Septic- How a developer made a HUGE mistake!
We were looking at a property recently which was built in 1990 and definitely would not be approved now…
The site is in a beachside suburb, 1 of 7 units and are each on a septic tank – significantly under capacity. They each have a septic installed 7000ltrs each, which all the waste water for the property flows into. The average family uses 3500ltrs of water per week – so effectively the system fills up and needs pumping out every 2 weeks with a cost of between $400-600 per time! There is a PUBLIC HEALTH ORDER over this property and the next door neighbours’ with the council pumping the target property out fortnightly, and billing the owner that $400-600 each fortnight. The council advised that the situation can be fixed with 2 options 1) aerated septic system with soakage pits, the cost is around $12k, and 2) a Rhizopod system around $20k. It works by pumping the waste water into concrete pods filled with growing bamboo – plants which need lots of water.
However, we have since learnt that the $12k system is not viable due to site size (it won’t fit on the block) and the Rhizopod system, after speaking to many experts and engineers is actually closer to a $50k fix!! Again the size of the site means the pods have to be craned over the unit and they weigh 2.5 tonnes each…
On top of that, until the bamboo is fully established in 2-3 yrs, those ongoing fortnightly costs of $400-600 will continue… plus, the council may place an order limiting the amount of people that can occupy this unit, ongoing into the future.
All this means that the subject property is surrounded by excess water on all sides and there is much clay in the soil make up. We genuinely feel for purchasers of these units, as no doubt they all bought in good faith, completely unaware of the property developers mistake. Since then, they have been slapped with a Council Order to rectify the system. All parties say that the original developer was at fault. The owners are trying to seek recompense from those involved prior to purchasing… I hope they have a good outcome.
Even taking these costs into account in analysing this property, unfortunately, none of the neighbours were keen on fixing their systems and have been ignoring the environmental health officers concerns and demands. Some of them even resorting to pumping waste water up to their gutters and out through stormwater (very illegal).

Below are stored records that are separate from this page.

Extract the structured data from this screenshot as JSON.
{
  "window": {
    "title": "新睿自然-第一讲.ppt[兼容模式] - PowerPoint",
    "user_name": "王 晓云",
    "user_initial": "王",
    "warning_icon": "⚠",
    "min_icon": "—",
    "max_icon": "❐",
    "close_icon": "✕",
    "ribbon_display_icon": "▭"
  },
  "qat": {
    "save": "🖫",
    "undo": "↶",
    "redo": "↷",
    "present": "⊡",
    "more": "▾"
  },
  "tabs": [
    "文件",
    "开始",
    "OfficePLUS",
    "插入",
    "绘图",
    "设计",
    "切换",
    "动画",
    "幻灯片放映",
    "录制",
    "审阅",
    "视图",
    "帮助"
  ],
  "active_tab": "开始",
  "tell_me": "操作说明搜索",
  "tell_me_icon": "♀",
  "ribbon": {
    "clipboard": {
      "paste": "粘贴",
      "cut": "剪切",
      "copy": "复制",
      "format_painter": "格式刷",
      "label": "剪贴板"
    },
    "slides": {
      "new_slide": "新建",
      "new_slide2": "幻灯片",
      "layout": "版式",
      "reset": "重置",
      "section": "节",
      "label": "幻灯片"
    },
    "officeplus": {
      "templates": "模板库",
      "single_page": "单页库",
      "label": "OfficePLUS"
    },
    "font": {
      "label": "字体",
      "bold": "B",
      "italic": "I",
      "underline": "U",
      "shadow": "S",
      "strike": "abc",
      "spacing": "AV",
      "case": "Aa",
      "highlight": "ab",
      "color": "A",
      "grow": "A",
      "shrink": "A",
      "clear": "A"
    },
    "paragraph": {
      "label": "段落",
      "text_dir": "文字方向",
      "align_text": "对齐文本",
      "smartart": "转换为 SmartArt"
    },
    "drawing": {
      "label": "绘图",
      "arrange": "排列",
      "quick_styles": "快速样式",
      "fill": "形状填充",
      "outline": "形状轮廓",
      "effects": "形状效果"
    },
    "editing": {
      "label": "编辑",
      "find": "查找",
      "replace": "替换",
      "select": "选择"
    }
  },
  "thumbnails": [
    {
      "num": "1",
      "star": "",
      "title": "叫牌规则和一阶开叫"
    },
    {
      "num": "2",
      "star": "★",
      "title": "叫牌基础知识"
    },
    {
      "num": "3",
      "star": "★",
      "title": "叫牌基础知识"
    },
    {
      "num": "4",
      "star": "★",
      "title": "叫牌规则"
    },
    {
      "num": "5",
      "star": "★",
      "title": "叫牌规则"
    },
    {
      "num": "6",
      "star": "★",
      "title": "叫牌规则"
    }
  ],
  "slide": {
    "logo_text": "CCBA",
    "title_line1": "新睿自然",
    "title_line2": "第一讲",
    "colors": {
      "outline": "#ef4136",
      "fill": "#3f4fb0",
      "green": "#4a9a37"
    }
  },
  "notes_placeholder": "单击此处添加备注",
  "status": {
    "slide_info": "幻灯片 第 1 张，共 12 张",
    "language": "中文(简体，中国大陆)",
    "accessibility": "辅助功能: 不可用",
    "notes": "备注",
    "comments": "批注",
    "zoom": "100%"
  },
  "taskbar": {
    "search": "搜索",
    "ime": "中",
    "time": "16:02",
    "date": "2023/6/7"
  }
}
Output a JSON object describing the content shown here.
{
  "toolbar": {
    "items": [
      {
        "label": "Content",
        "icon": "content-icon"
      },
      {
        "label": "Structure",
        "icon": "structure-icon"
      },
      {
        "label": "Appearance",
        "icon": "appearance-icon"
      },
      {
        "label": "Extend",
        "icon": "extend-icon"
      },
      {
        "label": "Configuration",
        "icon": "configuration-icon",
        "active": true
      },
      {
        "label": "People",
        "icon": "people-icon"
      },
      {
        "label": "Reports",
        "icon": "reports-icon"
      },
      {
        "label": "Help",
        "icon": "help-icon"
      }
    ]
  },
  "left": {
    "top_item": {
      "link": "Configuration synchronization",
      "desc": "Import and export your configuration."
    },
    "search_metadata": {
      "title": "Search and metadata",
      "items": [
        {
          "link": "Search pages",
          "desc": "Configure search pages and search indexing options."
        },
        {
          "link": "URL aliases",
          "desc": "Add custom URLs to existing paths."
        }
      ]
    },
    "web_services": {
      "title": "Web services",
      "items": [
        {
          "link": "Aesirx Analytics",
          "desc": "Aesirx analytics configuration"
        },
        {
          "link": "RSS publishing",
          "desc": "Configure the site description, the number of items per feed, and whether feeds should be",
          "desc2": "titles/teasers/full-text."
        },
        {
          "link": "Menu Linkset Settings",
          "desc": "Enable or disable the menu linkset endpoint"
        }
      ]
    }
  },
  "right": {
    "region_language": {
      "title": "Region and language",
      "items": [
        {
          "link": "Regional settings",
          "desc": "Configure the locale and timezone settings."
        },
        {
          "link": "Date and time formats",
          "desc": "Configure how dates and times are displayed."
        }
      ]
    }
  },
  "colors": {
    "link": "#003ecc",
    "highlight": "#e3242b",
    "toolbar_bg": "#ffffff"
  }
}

Our due diligence on this property involved speaking to installers and engineers, the council, the agent, lengthy discussions with our conveyancer and very importantly, the neighbours. Ultimately, we decided it wasn’t worth the angst. Go well everyone, hope this helps someone else dodge a tricky septic situation.